# Task goal
Using the records below, find every line that includes "CHỮA" and copy it.

******

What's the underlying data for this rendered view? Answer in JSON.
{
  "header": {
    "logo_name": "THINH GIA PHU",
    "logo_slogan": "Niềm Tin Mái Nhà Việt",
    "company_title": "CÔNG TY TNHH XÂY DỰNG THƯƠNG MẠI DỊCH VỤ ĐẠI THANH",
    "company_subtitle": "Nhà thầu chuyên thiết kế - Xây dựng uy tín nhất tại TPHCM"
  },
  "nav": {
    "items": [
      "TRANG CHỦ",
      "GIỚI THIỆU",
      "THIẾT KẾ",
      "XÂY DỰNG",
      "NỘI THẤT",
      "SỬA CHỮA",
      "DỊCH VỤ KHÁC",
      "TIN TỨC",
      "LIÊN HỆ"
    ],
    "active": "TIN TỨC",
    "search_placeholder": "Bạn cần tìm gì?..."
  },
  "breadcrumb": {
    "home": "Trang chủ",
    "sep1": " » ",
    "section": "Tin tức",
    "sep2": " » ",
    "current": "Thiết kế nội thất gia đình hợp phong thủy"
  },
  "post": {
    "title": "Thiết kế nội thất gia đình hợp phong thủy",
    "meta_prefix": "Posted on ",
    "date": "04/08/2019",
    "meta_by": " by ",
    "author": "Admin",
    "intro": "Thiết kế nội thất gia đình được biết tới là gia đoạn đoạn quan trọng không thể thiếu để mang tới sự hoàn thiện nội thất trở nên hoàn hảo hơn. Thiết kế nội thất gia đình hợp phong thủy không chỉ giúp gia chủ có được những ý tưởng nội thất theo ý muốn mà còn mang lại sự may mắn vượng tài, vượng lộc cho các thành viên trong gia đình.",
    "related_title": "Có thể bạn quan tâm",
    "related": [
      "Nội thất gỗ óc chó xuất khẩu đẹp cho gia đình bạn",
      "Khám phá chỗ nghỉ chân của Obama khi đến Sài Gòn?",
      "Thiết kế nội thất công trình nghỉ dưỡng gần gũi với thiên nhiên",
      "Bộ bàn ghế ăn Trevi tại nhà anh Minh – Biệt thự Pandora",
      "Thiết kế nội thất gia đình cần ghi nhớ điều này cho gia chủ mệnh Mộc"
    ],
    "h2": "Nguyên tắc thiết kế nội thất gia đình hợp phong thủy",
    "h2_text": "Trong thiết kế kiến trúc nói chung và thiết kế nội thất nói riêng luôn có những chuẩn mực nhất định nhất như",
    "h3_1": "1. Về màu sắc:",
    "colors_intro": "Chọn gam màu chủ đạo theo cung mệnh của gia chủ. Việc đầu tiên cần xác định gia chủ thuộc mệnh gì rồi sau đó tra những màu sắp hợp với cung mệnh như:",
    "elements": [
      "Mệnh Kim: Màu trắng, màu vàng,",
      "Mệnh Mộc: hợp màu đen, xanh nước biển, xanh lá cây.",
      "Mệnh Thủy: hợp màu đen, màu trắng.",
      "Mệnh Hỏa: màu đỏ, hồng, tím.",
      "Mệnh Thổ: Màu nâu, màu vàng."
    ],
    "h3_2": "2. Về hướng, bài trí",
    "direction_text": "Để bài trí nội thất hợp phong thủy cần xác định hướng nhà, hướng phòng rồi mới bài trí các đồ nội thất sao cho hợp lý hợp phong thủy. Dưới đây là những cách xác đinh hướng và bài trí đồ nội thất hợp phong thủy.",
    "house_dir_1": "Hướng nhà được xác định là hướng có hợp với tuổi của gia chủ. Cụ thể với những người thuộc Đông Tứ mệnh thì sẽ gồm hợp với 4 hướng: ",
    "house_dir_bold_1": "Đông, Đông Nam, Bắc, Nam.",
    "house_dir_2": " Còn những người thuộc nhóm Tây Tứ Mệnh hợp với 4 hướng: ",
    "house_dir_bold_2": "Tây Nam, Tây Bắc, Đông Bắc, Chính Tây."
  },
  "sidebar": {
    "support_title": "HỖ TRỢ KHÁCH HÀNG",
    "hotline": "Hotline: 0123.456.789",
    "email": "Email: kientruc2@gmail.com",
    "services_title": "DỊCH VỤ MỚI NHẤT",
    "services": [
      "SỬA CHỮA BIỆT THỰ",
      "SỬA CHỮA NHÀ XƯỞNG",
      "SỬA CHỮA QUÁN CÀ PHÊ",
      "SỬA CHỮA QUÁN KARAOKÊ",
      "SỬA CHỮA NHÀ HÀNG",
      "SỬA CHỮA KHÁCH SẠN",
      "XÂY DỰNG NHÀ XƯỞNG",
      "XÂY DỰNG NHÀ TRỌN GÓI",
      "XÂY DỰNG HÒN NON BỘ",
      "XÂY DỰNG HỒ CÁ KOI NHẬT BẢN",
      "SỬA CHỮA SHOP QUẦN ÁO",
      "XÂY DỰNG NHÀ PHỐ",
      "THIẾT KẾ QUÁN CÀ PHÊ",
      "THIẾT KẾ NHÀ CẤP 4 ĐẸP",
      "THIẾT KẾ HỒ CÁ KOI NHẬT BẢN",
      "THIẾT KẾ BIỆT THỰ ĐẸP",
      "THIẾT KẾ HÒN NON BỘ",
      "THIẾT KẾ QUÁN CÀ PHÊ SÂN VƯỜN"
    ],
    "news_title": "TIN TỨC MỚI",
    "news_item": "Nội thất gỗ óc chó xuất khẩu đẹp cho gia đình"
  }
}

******

# Completed task
      "SỬA CHỮA",
      "SỬA CHỮA BIỆT THỰ",
      "SỬA CHỮA NHÀ XƯỞNG",
      "SỬA CHỮA QUÁN CÀ PHÊ",
      "SỬA CHỮA QUÁN KARAOKÊ",
      "SỬA CHỮA NHÀ HÀNG",
      "SỬA CHỮA KHÁCH SẠN",
      "SỬA CHỮA SHOP QUẦN ÁO",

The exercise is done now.